Excerpts from an interface dataset:

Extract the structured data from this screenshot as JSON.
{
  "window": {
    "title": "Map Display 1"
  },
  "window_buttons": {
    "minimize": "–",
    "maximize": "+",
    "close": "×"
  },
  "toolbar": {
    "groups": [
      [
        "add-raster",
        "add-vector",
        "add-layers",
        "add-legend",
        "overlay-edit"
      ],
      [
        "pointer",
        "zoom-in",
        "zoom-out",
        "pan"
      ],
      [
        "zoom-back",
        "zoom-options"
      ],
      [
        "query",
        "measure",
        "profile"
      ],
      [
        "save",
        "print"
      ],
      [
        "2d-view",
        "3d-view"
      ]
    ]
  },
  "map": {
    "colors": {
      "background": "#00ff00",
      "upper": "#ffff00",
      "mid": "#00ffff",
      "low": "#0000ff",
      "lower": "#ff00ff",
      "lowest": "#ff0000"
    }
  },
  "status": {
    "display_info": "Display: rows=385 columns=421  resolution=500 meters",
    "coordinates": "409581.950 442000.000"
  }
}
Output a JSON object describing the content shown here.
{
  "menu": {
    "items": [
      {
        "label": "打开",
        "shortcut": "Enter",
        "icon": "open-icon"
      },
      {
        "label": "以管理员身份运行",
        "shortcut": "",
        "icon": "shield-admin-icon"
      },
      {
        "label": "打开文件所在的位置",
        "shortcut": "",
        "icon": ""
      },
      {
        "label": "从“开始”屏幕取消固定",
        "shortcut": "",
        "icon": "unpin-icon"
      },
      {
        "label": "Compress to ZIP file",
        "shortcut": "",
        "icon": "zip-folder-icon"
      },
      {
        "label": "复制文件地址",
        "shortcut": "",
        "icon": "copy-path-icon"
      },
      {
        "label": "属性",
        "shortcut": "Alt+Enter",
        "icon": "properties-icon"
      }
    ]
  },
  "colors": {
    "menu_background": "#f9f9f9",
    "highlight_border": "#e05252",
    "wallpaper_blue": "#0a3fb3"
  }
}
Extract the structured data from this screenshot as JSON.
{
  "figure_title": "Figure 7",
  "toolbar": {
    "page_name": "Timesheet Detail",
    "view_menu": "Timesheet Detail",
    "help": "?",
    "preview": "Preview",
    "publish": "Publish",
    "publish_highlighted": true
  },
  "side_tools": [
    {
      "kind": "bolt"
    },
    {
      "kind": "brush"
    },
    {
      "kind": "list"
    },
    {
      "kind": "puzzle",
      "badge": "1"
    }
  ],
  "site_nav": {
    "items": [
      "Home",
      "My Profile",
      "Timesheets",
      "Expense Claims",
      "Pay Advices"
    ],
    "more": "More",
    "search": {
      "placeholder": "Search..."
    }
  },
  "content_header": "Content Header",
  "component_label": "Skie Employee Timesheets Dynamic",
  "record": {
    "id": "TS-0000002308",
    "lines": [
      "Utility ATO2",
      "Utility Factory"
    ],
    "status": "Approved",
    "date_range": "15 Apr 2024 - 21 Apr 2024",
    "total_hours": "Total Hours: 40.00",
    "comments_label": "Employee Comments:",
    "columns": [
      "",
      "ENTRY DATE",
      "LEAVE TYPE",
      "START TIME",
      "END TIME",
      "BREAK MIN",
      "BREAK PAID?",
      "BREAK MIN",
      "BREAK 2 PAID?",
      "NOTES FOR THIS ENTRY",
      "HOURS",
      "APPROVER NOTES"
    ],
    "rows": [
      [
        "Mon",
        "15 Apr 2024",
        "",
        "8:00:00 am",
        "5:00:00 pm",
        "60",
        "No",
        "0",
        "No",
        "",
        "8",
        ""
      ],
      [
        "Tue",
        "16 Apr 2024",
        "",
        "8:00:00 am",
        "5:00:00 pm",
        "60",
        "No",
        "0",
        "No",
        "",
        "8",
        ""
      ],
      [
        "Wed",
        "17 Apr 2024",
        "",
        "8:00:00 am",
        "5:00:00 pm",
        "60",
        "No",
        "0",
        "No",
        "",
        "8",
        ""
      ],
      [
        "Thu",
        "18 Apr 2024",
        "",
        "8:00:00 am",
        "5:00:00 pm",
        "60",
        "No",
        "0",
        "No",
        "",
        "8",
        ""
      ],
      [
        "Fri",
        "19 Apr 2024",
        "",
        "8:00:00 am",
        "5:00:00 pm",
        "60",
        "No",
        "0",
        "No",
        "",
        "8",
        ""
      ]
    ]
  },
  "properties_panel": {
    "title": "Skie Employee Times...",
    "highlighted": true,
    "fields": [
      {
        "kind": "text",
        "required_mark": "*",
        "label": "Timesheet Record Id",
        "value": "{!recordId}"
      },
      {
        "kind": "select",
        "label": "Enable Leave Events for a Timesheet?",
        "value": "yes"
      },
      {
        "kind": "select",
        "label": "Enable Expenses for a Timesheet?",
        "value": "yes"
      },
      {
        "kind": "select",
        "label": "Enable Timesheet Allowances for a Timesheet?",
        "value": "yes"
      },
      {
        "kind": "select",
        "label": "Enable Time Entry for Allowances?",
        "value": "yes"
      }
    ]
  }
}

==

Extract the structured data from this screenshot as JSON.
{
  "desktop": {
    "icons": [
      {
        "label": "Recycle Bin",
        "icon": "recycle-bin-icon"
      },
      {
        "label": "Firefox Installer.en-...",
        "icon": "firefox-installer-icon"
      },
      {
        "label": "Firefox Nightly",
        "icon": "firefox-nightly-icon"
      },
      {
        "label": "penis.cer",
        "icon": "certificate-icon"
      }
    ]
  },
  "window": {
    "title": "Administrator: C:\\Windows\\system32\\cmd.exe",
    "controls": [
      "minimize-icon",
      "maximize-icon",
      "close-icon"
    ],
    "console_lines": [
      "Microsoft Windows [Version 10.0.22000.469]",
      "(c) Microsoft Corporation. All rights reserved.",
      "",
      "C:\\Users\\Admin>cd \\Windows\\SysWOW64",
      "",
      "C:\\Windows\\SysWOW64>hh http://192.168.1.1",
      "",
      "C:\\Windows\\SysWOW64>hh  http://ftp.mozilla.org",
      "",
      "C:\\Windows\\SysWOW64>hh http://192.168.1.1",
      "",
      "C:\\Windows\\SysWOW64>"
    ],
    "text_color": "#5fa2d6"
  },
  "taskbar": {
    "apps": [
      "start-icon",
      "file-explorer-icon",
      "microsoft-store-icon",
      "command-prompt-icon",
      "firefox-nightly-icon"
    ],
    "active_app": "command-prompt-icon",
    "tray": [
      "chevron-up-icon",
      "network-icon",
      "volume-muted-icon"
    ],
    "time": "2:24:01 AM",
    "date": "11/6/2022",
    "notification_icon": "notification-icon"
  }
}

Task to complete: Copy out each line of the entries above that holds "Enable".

Response box:
        "label": "Enable Leave Events for a Timesheet?",
        "label": "Enable Expenses for a Timesheet?",
        "label": "Enable Timesheet Allowances for a Timesheet?",
        "label": "Enable Time Entry for Allowances?",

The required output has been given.